I’m listening to Leonard Cohen’s hallelujah in my headphones as I work late into the night against a quickly approaching deadline to finish a client project. The beauty of it paralyzes me until I can do nothing but listen.
I remember a time, not so long ago, in which I read where a Christian musician changed the words of the entire song to more accurately reflect what she thought a true Christian song should say lyrically. At the time I was a bit caught up in the “us/them” phenomenon that has penetrated much of the western church today (i.e., we’ve got it figured out and everybody else is doing it wrong), and I agreed that her version was indeed more reflective of what Christianity means and what the Bible actually says.
I always loved that song, however, despite any conflict I had with the lyrics. It just made my heart dissolve and had that wonderful capacity to remove me from my thoughts and worries. It gave me this inner peace that music often does. How it connects us to our inner voice, lifts our spirits and brings us back into balance. It’s that unexplainable feeling that conjures up spirit – that breath of life that reminds us of our oneness with our Creator and that all is well.
“Beautiful music is the art of the prophets that can calm the agitations of the soul; it is one of the most magnificent and delightful presents God has given us.” — Martin Luther
Tonight as the song came on again and I enjoyed it through my hifi headphones, I felt ever so sure that music, which helps reconnect us to our essence – to our inner and divine nature, can only be from our loving Creator. I doubt any one religion can lay claim to music’s true spiritual nature; when created from the heart and spirit and with pure intention, music is the song and spiritual expression of God’s very heart.
The musicians in 1 Chronicles were said to be trained and skilled musicians for the Lord. If God has seen to it that we receive skills and talents in music, as well as special training, and says that all of this is for Him, then isn’t our mere act of making music the giving back to God that he speaks of? If I listen to music that touches my spirit, isn’t that music pleasing to God as well? And doesn’t, as James tells us, everything that is good come from God? Every perfect gift is from Him. Even the Hallelujahs, whether Leonard Cohen’s or Shrek’s or the little Christian lady who dared to change the lyrics?

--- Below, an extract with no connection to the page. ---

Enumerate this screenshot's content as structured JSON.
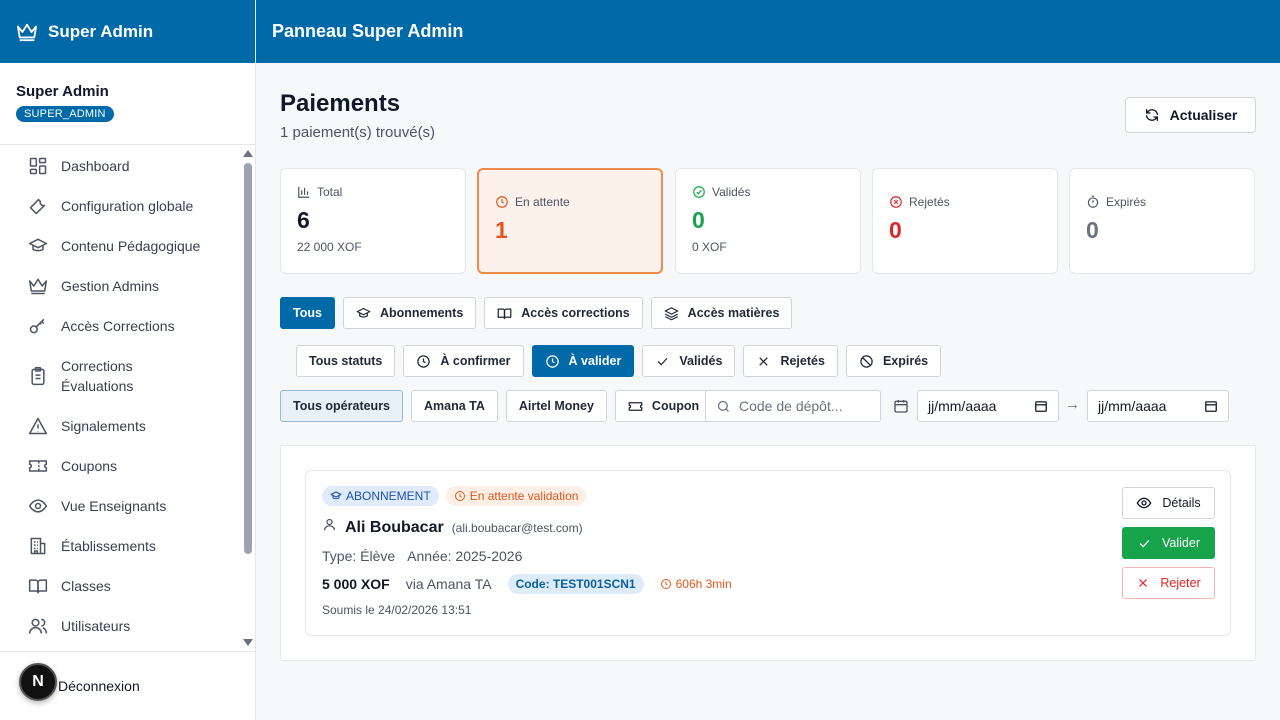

Sure, there is music that has been used for bad, with lyrics that are degrading and vile. Obviously I am not speaking of that. Common sense tells us that those kinds of songs aren’t going to evoke feelings of goodness and love in a person anyway. There’s no argument there.
I love that music comes in all kinds of styles and genres, and there is a beautiful song ready to touch the heart of every person on earth. I’m over my days of trying to tell a composer that his lyrics are wrong. I may as well tell him his finger prints are wrong! I’m also not going to tell the lady who changed his lyrics that her version is wrong, because that’s her truth. And it’s what makes her soul sing. Hallelujah!
“Music should be healing; music should uplift the soul; music should inspire. There is no better way of getting closer to God, of rising higher towards the spirit, of attaining spiritual perfection than music, if only it is rightly understood.” ~Hazrat Inayat Khan
Here’s a beautiful rendition done by Three Famous Girls https://www.youtube.com/watch?v=ooZonYCkz-Q
Here is a very soulful rendition by KD Lang https://www.youtube.com/watch?v=P_NpxTWbovE
Here’s a beautiful remake written for Christmas. https://www.youtube.com/watch?v=7GSTH3G1YIs
And finally, here’s the song sung by the composer genius, Leonard Cohen, himself! https://www.youtube.com/watch?v=2FpwjQLZTTs